◆ DATA RECORDS:
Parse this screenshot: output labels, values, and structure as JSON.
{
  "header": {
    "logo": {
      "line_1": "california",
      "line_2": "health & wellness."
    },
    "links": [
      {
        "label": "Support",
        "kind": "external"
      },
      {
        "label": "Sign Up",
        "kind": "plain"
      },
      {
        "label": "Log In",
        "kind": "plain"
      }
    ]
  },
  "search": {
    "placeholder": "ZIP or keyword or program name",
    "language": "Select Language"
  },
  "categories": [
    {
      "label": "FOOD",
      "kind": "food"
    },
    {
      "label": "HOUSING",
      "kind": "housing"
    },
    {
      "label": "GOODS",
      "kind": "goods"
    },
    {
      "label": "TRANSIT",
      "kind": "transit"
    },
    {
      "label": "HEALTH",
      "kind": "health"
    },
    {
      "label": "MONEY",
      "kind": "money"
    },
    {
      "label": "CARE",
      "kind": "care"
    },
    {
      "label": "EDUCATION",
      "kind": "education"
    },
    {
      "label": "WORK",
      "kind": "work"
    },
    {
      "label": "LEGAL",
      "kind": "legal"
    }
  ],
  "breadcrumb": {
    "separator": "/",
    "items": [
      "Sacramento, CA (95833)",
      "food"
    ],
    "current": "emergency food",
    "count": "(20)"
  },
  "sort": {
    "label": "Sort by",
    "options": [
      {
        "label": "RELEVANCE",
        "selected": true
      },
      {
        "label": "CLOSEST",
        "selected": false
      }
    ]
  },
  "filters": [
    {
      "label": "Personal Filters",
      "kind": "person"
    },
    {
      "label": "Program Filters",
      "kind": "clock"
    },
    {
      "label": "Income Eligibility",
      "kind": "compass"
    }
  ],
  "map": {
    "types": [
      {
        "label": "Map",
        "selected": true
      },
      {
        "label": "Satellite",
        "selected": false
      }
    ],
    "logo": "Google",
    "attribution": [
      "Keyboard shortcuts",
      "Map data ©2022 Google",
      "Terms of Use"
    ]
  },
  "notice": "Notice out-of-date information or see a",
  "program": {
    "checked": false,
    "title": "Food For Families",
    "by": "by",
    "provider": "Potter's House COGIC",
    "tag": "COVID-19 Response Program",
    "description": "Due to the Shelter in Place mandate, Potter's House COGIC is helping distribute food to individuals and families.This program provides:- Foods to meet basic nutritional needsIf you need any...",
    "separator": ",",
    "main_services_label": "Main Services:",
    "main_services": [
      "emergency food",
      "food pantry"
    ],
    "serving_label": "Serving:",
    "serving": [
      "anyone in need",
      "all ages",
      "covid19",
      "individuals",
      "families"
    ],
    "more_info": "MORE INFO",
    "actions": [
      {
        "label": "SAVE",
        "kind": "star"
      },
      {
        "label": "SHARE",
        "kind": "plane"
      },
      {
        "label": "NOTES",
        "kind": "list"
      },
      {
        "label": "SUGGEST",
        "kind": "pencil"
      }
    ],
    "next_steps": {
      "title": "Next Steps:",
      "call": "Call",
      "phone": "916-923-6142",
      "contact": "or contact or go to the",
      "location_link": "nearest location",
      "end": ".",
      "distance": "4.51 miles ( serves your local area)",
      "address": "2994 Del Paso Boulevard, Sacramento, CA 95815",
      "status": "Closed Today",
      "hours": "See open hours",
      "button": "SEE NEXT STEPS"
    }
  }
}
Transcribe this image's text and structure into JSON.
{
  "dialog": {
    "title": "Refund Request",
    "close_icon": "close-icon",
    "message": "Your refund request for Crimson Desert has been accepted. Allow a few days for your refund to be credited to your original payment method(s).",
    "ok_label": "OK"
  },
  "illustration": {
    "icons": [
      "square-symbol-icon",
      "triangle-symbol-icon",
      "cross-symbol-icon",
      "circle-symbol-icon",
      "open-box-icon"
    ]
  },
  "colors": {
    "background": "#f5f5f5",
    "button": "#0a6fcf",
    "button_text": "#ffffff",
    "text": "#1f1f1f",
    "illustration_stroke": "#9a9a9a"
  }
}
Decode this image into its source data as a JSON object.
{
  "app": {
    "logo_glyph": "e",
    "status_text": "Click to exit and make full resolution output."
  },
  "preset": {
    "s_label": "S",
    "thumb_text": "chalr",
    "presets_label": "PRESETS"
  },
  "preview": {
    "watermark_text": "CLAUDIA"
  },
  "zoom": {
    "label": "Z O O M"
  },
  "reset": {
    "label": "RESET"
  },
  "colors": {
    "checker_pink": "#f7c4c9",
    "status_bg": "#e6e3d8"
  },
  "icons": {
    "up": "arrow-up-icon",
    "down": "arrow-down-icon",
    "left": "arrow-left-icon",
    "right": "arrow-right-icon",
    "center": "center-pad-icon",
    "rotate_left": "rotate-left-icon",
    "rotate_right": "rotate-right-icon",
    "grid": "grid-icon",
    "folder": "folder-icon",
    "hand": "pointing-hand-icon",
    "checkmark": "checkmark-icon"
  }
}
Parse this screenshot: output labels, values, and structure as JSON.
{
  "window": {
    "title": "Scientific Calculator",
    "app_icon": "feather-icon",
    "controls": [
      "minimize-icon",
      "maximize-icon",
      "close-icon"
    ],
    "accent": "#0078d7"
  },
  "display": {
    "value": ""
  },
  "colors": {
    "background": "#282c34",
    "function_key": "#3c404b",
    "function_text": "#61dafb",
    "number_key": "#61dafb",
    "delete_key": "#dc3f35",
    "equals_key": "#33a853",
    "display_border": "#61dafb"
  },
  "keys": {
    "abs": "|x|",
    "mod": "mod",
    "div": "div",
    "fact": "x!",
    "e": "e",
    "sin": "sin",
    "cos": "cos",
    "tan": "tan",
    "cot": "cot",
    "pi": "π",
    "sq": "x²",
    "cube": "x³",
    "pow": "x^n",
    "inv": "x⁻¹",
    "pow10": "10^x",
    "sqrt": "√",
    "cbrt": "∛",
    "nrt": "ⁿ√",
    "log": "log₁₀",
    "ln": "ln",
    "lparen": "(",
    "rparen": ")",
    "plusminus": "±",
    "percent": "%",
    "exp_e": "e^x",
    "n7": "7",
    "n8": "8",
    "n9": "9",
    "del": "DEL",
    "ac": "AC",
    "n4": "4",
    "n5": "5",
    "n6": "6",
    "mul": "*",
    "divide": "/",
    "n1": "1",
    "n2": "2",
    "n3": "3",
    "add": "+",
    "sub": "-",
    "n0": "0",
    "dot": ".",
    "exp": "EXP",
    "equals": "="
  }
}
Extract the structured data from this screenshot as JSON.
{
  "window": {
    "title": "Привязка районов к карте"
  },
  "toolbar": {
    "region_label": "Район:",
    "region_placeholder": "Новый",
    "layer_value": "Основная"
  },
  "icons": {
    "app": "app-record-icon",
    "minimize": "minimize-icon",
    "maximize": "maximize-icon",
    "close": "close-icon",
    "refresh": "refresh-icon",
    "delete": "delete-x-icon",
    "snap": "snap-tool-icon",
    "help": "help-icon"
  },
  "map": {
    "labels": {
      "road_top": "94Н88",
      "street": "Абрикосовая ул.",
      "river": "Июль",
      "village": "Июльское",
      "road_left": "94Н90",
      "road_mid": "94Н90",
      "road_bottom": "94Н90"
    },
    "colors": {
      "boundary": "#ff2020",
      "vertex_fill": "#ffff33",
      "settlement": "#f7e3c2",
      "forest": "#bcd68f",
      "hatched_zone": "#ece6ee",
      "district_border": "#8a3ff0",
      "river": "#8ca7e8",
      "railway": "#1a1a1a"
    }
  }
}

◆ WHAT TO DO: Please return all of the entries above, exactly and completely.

◆ SOLUTION:
Parse this screenshot: output labels, values, and structure as JSON.
{
  "header": {
    "logo": {
      "line_1": "california",
      "line_2": "health & wellness."
    },
    "links": [
      {
        "label": "Support",
        "kind": "external"
      },
      {
        "label": "Sign Up",
        "kind": "plain"
      },
      {
        "label": "Log In",
        "kind": "plain"
      }
    ]
  },
  "search": {
    "placeholder": "ZIP or keyword or program name",
    "language": "Select Language"
  },
  "categories": [
    {
      "label": "FOOD",
      "kind": "food"
    },
    {
      "label": "HOUSING",
      "kind": "housing"
    },
    {
      "label": "GOODS",
      "kind": "goods"
    },
    {
      "label": "TRANSIT",
      "kind": "transit"
    },
    {
      "label": "HEALTH",
      "kind": "health"
    },
    {
      "label": "MONEY",
      "kind": "money"
    },
    {
      "label": "CARE",
      "kind": "care"
    },
    {
      "label": "EDUCATION",
      "kind": "education"
    },
    {
      "label": "WORK",
      "kind": "work"
    },
    {
      "label": "LEGAL",
      "kind": "legal"
    }
  ],
  "breadcrumb": {
    "separator": "/",
    "items": [
      "Sacramento, CA (95833)",
      "food"
    ],
    "current": "emergency food",
    "count": "(20)"
  },
  "sort": {
    "label": "Sort by",
    "options": [
      {
        "label": "RELEVANCE",
        "selected": true
      },
      {
        "label": "CLOSEST",
        "selected": false
      }
    ]
  },
  "filters": [
    {
      "label": "Personal Filters",
      "kind": "person"
    },
    {
      "label": "Program Filters",
      "kind": "clock"
    },
    {
      "label": "Income Eligibility",
      "kind": "compass"
    }
  ],
  "map": {
    "types": [
      {
        "label": "Map",
        "selected": true
      },
      {
        "label": "Satellite",
        "selected": false
      }
    ],
    "logo": "Google",
    "attribution": [
      "Keyboard shortcuts",
      "Map data ©2022 Google",
      "Terms of Use"
    ]
  },
  "notice": "Notice out-of-date information or see a",
  "program": {
    "checked": false,
    "title": "Food For Families",
    "by": "by",
    "provider": "Potter's House COGIC",
    "tag": "COVID-19 Response Program",
    "description": "Due to the Shelter in Place mandate, Potter's House COGIC is helping distribute food to individuals and families.This program provides:- Foods to meet basic nutritional needsIf you need any...",
    "separator": ",",
    "main_services_label": "Main Services:",
    "main_services": [
      "emergency food",
      "food pantry"
    ],
    "serving_label": "Serving:",
    "serving": [
      "anyone in need",
      "all ages",
      "covid19",
      "individuals",
      "families"
    ],
    "more_info": "MORE INFO",
    "actions": [
      {
        "label": "SAVE",
        "kind": "star"
      },
      {
        "label": "SHARE",
        "kind": "plane"
      },
      {
        "label": "NOTES",
        "kind": "list"
      },
      {
        "label": "SUGGEST",
        "kind": "pencil"
      }
    ],
    "next_steps": {
      "title": "Next Steps:",
      "call": "Call",
      "phone": "916-923-6142",
      "contact": "or contact or go to the",
      "location_link": "nearest location",
      "end": ".",
      "distance": "4.51 miles ( serves your local area)",
      "address": "2994 Del Paso Boulevard, Sacramento, CA 95815",
      "status": "Closed Today",
      "hours": "See open hours",
      "button": "SEE NEXT STEPS"
    }
  }
}
Transcribe this image's text and structure into JSON.
{
  "dialog": {
    "title": "Refund Request",
    "close_icon": "close-icon",
    "message": "Your refund request for Crimson Desert has been accepted. Allow a few days for your refund to be credited to your original payment method(s).",
    "ok_label": "OK"
  },
  "illustration": {
    "icons": [
      "square-symbol-icon",
      "triangle-symbol-icon",
      "cross-symbol-icon",
      "circle-symbol-icon",
      "open-box-icon"
    ]
  },
  "colors": {
    "background": "#f5f5f5",
    "button": "#0a6fcf",
    "button_text": "#ffffff",
    "text": "#1f1f1f",
    "illustration_stroke": "#9a9a9a"
  }
}
Decode this image into its source data as a JSON object.
{
  "app": {
    "logo_glyph": "e",
    "status_text": "Click to exit and make full resolution output."
  },
  "preset": {
    "s_label": "S",
    "thumb_text": "chalr",
    "presets_label": "PRESETS"
  },
  "preview": {
    "watermark_text": "CLAUDIA"
  },
  "zoom": {
    "label": "Z O O M"
  },
  "reset": {
    "label": "RESET"
  },
  "colors": {
    "checker_pink": "#f7c4c9",
    "status_bg": "#e6e3d8"
  },
  "icons": {
    "up": "arrow-up-icon",
    "down": "arrow-down-icon",
    "left": "arrow-left-icon",
    "right": "arrow-right-icon",
    "center": "center-pad-icon",
    "rotate_left": "rotate-left-icon",
    "rotate_right": "rotate-right-icon",
    "grid": "grid-icon",
    "folder": "folder-icon",
    "hand": "pointing-hand-icon",
    "checkmark": "checkmark-icon"
  }
}
Parse this screenshot: output labels, values, and structure as JSON.
{
  "window": {
    "title": "Scientific Calculator",
    "app_icon": "feather-icon",
    "controls": [
      "minimize-icon",
      "maximize-icon",
      "close-icon"
    ],
    "accent": "#0078d7"
  },
  "display": {
    "value": ""
  },
  "colors": {
    "background": "#282c34",
    "function_key": "#3c404b",
    "function_text": "#61dafb",
    "number_key": "#61dafb",
    "delete_key": "#dc3f35",
    "equals_key": "#33a853",
    "display_border": "#61dafb"
  },
  "keys": {
    "abs": "|x|",
    "mod": "mod",
    "div": "div",
    "fact": "x!",
    "e": "e",
    "sin": "sin",
    "cos": "cos",
    "tan": "tan",
    "cot": "cot",
    "pi": "π",
    "sq": "x²",
    "cube": "x³",
    "pow": "x^n",
    "inv": "x⁻¹",
    "pow10": "10^x",
    "sqrt": "√",
    "cbrt": "∛",
    "nrt": "ⁿ√",
    "log": "log₁₀",
    "ln": "ln",
    "lparen": "(",
    "rparen": ")",
    "plusminus": "±",
    "percent": "%",
    "exp_e": "e^x",
    "n7": "7",
    "n8": "8",
    "n9": "9",
    "del": "DEL",
    "ac": "AC",
    "n4": "4",
    "n5": "5",
    "n6": "6",
    "mul": "*",
    "divide": "/",
    "n1": "1",
    "n2": "2",
    "n3": "3",
    "add": "+",
    "sub": "-",
    "n0": "0",
    "dot": ".",
    "exp": "EXP",
    "equals": "="
  }
}
Extract the structured data from this screenshot as JSON.
{
  "window": {
    "title": "Привязка районов к карте"
  },
  "toolbar": {
    "region_label": "Район:",
    "region_placeholder": "Новый",
    "layer_value": "Основная"
  },
  "icons": {
    "app": "app-record-icon",
    "minimize": "minimize-icon",
    "maximize": "maximize-icon",
    "close": "close-icon",
    "refresh": "refresh-icon",
    "delete": "delete-x-icon",
    "snap": "snap-tool-icon",
    "help": "help-icon"
  },
  "map": {
    "labels": {
      "road_top": "94Н88",
      "street": "Абрикосовая ул.",
      "river": "Июль",
      "village": "Июльское",
      "road_left": "94Н90",
      "road_mid": "94Н90",
      "road_bottom": "94Н90"
    },
    "colors": {
      "boundary": "#ff2020",
      "vertex_fill": "#ffff33",
      "settlement": "#f7e3c2",
      "forest": "#bcd68f",
      "hatched_zone": "#ece6ee",
      "district_border": "#8a3ff0",
      "river": "#8ca7e8",
      "railway": "#1a1a1a"
    }
  }
}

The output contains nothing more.